Every word in an obituary is a potential clue to more information, even when the obituary seems to say nothing at all. The 1914 death of J. J. Hartenbower is noted very briefly in the Emporia Gazette. We learn he was 75 years of age, “a wealthy land-owner of Sedgwick and Butler Counties,” and that he died on June 23rd in Los Angeles, California.
Additional news articles about Hartenbower fail to provide the cemetery information. A check on FamilySearch verifies he is found in the California Death Index, but that index does not include burial information.
A search on Google Books provides us more details on Hartenbower’s life. His entry in The National Cyclopaedia of American Biography, Vol. 16, includes the name of the church he attended in California: The First Congregational in Los Angeles.
Hartenbower lived in many different places throughout his life, and one newspaper article commented that he left “nearly 1 million to his widow.” So clearly he could be buried anywhere. The one place that most likely we could find that burial is on his death certificate, but it is not available online.
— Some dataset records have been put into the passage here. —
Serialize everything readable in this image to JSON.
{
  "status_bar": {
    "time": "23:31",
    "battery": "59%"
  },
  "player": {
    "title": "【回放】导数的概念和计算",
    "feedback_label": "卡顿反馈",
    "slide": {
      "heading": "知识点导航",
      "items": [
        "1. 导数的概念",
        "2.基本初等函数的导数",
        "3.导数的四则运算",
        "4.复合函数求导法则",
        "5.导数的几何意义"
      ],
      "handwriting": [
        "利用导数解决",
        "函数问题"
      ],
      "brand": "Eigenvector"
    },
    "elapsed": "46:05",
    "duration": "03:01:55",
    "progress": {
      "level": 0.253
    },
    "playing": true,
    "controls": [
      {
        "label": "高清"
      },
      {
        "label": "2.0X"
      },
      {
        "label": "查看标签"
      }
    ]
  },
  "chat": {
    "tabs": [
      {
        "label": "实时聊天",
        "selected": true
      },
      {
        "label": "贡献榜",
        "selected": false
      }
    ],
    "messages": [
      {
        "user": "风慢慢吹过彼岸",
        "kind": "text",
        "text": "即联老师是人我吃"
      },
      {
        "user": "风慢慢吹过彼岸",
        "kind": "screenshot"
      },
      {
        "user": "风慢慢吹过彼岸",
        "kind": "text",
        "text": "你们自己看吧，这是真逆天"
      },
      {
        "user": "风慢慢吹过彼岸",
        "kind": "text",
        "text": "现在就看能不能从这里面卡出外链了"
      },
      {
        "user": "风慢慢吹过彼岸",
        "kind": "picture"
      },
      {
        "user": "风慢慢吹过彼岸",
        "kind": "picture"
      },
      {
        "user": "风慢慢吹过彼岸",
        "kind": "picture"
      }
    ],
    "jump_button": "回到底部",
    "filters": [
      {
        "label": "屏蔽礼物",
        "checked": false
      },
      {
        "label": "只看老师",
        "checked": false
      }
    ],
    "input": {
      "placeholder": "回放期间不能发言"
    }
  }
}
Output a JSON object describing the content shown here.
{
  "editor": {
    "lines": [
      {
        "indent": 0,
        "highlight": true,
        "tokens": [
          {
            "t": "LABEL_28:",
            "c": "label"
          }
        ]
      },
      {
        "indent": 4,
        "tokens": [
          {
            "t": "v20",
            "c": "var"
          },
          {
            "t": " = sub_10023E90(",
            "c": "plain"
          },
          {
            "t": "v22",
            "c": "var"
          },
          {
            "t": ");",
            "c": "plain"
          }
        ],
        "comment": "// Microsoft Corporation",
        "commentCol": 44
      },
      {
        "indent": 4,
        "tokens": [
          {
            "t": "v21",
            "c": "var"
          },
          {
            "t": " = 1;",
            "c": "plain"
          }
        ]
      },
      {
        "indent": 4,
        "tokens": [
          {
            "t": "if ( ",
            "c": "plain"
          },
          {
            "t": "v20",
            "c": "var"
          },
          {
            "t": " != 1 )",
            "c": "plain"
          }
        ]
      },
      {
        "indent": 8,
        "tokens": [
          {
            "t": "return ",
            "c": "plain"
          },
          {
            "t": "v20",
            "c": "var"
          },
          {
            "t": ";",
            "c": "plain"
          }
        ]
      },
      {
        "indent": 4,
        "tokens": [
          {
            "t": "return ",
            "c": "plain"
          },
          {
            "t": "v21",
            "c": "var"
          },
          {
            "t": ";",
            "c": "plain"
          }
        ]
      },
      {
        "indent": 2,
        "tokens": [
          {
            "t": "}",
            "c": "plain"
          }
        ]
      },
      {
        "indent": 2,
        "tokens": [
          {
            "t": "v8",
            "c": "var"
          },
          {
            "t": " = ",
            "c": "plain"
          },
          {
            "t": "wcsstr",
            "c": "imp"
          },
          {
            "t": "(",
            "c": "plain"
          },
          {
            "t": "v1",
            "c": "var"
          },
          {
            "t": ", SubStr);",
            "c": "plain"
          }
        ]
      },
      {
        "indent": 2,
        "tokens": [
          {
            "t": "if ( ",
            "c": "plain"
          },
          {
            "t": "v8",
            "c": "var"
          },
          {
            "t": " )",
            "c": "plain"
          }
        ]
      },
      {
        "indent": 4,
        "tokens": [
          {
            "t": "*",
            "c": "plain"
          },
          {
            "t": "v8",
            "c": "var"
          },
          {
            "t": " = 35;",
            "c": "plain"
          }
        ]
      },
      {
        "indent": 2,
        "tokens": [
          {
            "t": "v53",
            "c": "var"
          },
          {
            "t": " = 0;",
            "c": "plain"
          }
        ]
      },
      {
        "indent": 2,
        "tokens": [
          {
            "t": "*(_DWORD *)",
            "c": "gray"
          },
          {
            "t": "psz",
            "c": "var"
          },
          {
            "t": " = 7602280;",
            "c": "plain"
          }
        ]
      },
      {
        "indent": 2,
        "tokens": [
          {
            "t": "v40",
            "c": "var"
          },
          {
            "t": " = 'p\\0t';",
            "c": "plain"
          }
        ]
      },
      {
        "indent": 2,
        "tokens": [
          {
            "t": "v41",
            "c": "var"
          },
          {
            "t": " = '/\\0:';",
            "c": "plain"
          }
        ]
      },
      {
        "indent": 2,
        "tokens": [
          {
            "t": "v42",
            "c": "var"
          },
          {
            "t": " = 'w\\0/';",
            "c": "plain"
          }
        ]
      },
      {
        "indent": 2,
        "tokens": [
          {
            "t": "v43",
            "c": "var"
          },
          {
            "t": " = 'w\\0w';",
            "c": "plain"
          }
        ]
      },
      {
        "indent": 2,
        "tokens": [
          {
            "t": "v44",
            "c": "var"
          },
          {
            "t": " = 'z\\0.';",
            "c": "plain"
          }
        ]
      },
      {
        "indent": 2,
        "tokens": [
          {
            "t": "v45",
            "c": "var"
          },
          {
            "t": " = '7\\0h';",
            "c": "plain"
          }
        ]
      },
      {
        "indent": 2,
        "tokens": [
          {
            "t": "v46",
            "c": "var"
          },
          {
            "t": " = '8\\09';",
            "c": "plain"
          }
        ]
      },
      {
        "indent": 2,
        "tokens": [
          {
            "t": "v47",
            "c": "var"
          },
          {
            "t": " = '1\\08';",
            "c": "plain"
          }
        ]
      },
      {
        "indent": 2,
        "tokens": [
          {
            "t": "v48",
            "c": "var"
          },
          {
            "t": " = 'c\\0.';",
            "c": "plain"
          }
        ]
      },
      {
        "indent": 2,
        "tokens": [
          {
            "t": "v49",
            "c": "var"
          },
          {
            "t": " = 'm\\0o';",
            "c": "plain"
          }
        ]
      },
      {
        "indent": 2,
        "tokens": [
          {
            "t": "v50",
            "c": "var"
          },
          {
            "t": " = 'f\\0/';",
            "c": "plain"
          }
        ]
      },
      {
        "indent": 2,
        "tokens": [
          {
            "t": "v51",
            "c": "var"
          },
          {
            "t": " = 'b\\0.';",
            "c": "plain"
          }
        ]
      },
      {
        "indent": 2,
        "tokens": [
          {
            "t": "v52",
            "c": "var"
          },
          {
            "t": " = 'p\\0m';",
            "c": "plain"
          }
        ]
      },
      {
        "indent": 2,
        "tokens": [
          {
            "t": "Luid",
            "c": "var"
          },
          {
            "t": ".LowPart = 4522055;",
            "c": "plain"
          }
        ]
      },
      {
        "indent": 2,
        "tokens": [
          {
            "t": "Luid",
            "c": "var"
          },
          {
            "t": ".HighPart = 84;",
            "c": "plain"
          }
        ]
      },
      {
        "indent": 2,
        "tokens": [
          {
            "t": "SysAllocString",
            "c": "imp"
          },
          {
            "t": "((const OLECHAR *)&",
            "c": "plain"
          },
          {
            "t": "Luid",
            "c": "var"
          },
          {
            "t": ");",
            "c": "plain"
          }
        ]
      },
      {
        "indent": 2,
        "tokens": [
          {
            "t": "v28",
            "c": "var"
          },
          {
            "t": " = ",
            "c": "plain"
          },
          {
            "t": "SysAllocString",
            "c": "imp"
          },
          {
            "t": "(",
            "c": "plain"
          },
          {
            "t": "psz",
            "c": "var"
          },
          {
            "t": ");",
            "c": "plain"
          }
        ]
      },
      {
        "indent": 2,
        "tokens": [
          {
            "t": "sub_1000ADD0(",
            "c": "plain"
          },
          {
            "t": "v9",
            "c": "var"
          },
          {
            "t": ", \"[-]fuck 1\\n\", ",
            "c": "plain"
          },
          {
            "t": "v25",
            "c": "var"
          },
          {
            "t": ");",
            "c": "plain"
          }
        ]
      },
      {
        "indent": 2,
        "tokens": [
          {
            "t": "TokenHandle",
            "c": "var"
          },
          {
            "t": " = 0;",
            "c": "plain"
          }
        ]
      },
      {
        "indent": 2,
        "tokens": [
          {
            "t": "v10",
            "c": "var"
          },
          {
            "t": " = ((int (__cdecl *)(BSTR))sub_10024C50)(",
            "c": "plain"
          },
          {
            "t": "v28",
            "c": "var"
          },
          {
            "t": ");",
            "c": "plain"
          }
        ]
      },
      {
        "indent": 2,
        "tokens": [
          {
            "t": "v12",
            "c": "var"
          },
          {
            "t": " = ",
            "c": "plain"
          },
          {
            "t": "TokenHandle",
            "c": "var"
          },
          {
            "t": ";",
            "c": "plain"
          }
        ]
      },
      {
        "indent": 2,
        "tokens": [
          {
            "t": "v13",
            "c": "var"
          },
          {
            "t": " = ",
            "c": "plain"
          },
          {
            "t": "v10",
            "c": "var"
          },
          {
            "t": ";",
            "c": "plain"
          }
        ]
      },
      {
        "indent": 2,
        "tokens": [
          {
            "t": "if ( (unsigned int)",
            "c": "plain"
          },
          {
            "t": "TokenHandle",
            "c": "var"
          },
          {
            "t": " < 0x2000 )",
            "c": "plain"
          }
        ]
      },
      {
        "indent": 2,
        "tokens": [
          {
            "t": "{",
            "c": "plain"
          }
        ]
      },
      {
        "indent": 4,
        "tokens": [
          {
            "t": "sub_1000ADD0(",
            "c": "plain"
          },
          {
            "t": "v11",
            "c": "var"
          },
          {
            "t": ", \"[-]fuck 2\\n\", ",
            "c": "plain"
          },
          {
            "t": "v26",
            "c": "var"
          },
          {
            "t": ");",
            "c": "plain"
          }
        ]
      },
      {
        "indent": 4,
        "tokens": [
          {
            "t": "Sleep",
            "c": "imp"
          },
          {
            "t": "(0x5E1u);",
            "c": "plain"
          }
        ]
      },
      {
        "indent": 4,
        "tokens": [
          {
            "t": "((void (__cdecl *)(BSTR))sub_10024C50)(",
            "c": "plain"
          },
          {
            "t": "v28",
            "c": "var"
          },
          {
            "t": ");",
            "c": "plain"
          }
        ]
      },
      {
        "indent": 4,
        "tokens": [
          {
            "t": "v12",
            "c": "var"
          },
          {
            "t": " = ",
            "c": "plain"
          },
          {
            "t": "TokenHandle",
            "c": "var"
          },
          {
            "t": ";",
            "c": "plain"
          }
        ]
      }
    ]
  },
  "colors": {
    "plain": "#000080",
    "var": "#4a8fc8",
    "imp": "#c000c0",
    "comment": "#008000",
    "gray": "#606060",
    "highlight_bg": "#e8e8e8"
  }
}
The next place to check, after thoroughly searching online newspapers and vital record sources, is a cemetery index – either through one of the online websites or via microfilm at FamilySearch (search the catalog for the county or state and then the subject “Cemeteries”).
In this case, Jeremiah J. Hartenbower’s burial information, wife’s name, and photo of his tombstone can be found online. He’s buried in Evergreen Cemetery in Los Angeles, California.
Genealogy Tip: Work on creating a profile of your ancestor by using Google Booksto find mentions in family history books, biographical works, city directories, and periodicals.
Obituaries are important to genealogical research for a couple of reasons. Obviously they provide us with a date of death. But they can also provide additional biographical as well as death information that point to additional records like religious and cemetery records. As you read the obituary of your ancestor, note what additional records it leads you to and follow up on them.
Note: FamilySearch International (FamilySearch.org) and GenealogyBank are partnering to make over a billion records from recent and historical obituaries searchable online. The tremendous undertaking will make a billion records from over 100 million U.S. newspaper obituaries readily searchable online. The newspapers are from all 50 states and cover the period 1730 to the present. Find out more at: http://www.genealogybank.com/family-search/
Related Obituaries Articles:
- Massive Online U.S. Obituaries Project Will Make It Easier to Find Your Ancestors
- Researching Recent Obituaries to Extend My Family Tree
- Peculiar, Unusual, and Stranger-than-Fiction Obituaries
- Pearls of Life Wisdom from Pink Mullaney’s Obituary
- Truly Personal Obituaries from the Recent Obituary Archives